verb (used with object), fa·bled, fa·bling.
Origin of fable
Synonyms for fable
Related Words for fablesparable, myth, yarn, fiction, tale, fantasy, legend, hogwash, lie, falsehood, invention, crock, romance, apologue, whopper, fib, figment, untruth, allegory, fabrication
Examples from the Web for fables
Contemporary Examples of fables
But when the darkness closes in, we actually run to fairy tales and fables.On Torture, Chuck Johnson & Sondheim
December 13, 2014
A long list of favorite books includes Animal Farm, Brave New World, The Wizard Of Oz, Aesop's Fables, and The Odyssey.Gabrielle Giffords' Gunman: Jared Lee Loughner
January 8, 2011
They were not designed via the epiphany of an unlettered Russian sergeant at a workbench, as fables would have it.The Story of Saddam's Gun Collection

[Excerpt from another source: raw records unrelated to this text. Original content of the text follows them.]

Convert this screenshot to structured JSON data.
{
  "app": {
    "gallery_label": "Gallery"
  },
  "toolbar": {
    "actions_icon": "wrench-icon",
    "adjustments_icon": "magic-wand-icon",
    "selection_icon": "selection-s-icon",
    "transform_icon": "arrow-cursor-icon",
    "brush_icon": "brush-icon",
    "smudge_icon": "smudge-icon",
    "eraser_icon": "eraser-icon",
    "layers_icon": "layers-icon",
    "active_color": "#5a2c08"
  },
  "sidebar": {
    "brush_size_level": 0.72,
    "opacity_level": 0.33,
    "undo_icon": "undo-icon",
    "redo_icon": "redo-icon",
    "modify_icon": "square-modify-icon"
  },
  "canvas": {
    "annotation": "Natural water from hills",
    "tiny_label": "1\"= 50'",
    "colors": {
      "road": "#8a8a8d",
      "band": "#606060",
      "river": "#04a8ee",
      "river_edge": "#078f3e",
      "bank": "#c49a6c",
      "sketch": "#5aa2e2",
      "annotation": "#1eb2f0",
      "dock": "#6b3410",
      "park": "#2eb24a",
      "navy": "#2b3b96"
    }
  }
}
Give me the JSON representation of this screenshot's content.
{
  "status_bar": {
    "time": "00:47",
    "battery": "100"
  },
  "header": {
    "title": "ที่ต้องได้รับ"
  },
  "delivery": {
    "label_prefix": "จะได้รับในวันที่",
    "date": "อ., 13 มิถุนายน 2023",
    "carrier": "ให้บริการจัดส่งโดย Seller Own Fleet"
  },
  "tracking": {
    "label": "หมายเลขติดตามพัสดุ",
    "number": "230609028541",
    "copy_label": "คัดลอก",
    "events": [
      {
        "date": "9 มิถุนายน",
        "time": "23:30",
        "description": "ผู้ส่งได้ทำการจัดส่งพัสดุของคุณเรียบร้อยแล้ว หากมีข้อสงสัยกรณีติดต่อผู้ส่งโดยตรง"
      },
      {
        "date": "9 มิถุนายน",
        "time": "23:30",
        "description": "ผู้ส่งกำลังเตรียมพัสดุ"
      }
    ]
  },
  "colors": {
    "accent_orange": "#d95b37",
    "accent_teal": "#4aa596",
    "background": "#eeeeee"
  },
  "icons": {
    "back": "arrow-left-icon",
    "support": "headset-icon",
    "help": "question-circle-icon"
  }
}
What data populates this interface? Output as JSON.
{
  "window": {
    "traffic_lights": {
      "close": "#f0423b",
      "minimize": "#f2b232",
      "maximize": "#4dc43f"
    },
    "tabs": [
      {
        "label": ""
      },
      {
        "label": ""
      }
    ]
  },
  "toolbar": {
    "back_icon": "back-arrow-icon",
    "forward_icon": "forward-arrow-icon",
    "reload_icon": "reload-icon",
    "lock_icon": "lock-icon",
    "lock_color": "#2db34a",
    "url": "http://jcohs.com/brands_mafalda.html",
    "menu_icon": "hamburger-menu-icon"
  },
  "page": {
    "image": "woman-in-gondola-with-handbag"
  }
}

October 28, 2010
Historical Examples of fables
I have no faith in the old wives' fables that we are most miserable when we get what we want.The Bacillus of Beauty
This is the effect on us of tropes, fables, oracles, and all poetic forms.Essays, Second Series
Ralph Waldo Emerson
What is true of proverbs, is true of all fables, parables, and allegories.
To the wise, therefore, a fact is true poetry, and the most beautiful of fables.
I told you, Brent, there was often a factual basis for fables—remember?
Word Origin for fable
c.1300, "falsehood, lie, pretense," from Old French fable (12c.) "story, fable, tale; fiction, lie, falsehood," from Latin fabula "story, play, fable, narrative, account, tale," literally "that which is told," related to fari "speak, tell," from PIE root *bha- (2) "speak" (see fame (n.)). Sense of "animal story" (early 14c.) comes from Aesop. In modern folklore terms, defined as "a short, comic tale making a moral point about human nature, usually through animal characters behaving in human ways." Most trace to Greece or India.